■ Activity: The entries that follow should be reproduced exactly, with no images carried over.

Page and application data records:

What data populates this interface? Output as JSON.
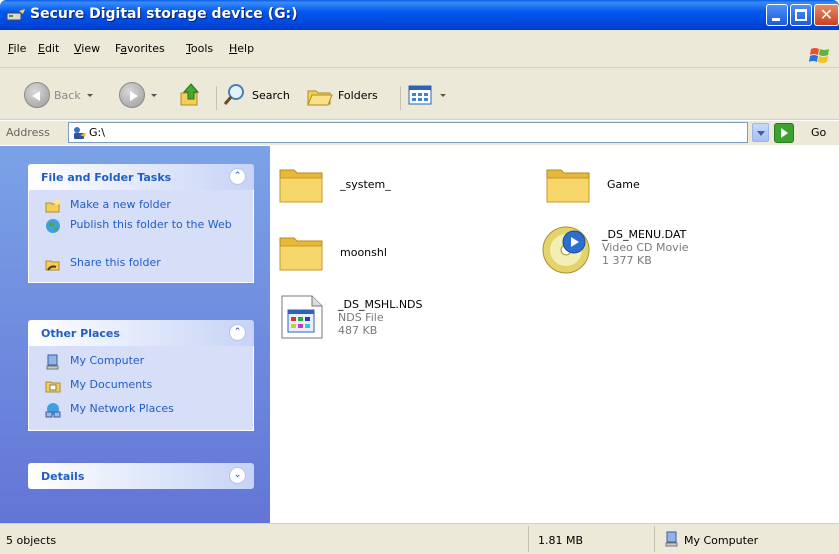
{
  "window": {
    "title": "Secure Digital storage device (G:)",
    "close_glyph": "✕"
  },
  "menu": [
    {
      "label": "File",
      "key": "F",
      "rest": "ile"
    },
    {
      "label": "Edit",
      "key": "E",
      "rest": "dit"
    },
    {
      "label": "View",
      "key": "V",
      "rest": "iew"
    },
    {
      "label": "Favorites",
      "key": "",
      "pre": "F",
      "mid": "a",
      "rest": "vorites"
    },
    {
      "label": "Tools",
      "key": "T",
      "rest": "ools"
    },
    {
      "label": "Help",
      "key": "H",
      "rest": "elp"
    }
  ],
  "toolbar": {
    "back_label": "Back",
    "search_label": "Search",
    "folders_label": "Folders"
  },
  "address": {
    "label": "Address",
    "value": "G:\\",
    "go_label": "Go"
  },
  "taskpane": {
    "file_tasks": {
      "title": "File and Folder Tasks",
      "items": [
        "Make a new folder",
        "Publish this folder to the Web",
        "Share this folder"
      ]
    },
    "other_places": {
      "title": "Other Places",
      "items": [
        "My Computer",
        "My Documents",
        "My Network Places"
      ]
    },
    "details": {
      "title": "Details"
    },
    "collapse_glyph": "⌃",
    "expand_glyph": "⌄"
  },
  "files": [
    {
      "name": "_system_",
      "kind": "folder"
    },
    {
      "name": "Game",
      "kind": "folder"
    },
    {
      "name": "moonshl",
      "kind": "folder"
    },
    {
      "name": "_DS_MENU.DAT",
      "kind": "video",
      "type": "Video CD Movie",
      "size": "1 377 KB"
    },
    {
      "name": "_DS_MSHL.NDS",
      "kind": "nds",
      "type": "NDS File",
      "size": "487 KB"
    }
  ],
  "status": {
    "objects": "5 objects",
    "size": "1.81 MB",
    "location": "My Computer"
  },
  "colors": {
    "titlebar": "#0058ee",
    "taskpane": "#7ba2e7",
    "link": "#215dc6"
  }
}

■ Output of the exercise:
What data populates this interface? Output as JSON.
{
  "window": {
    "title": "Secure Digital storage device (G:)",
    "close_glyph": "✕"
  },
  "menu": [
    {
      "label": "File",
      "key": "F",
      "rest": "ile"
    },
    {
      "label": "Edit",
      "key": "E",
      "rest": "dit"
    },
    {
      "label": "View",
      "key": "V",
      "rest": "iew"
    },
    {
      "label": "Favorites",
      "key": "",
      "pre": "F",
      "mid": "a",
      "rest": "vorites"
    },
    {
      "label": "Tools",
      "key": "T",
      "rest": "ools"
    },
    {
      "label": "Help",
      "key": "H",
      "rest": "elp"
    }
  ],
  "toolbar": {
    "back_label": "Back",
    "search_label": "Search",
    "folders_label": "Folders"
  },
  "address": {
    "label": "Address",
    "value": "G:\\",
    "go_label": "Go"
  },
  "taskpane": {
    "file_tasks": {
      "title": "File and Folder Tasks",
      "items": [
        "Make a new folder",
        "Publish this folder to the Web",
        "Share this folder"
      ]
    },
    "other_places": {
      "title": "Other Places",
      "items": [
        "My Computer",
        "My Documents",
        "My Network Places"
      ]
    },
    "details": {
      "title": "Details"
    },
    "collapse_glyph": "⌃",
    "expand_glyph": "⌄"
  },
  "files": [
    {
      "name": "_system_",
      "kind": "folder"
    },
    {
      "name": "Game",
      "kind": "folder"
    },
    {
      "name": "moonshl",
      "kind": "folder"
    },
    {
      "name": "_DS_MENU.DAT",
      "kind": "video",
      "type": "Video CD Movie",
      "size": "1 377 KB"
    },
    {
      "name": "_DS_MSHL.NDS",
      "kind": "nds",
      "type": "NDS File",
      "size": "487 KB"
    }
  ],
  "status": {
    "objects": "5 objects",
    "size": "1.81 MB",
    "location": "My Computer"
  },
  "colors": {
    "titlebar": "#0058ee",
    "taskpane": "#7ba2e7",
    "link": "#215dc6"
  }
}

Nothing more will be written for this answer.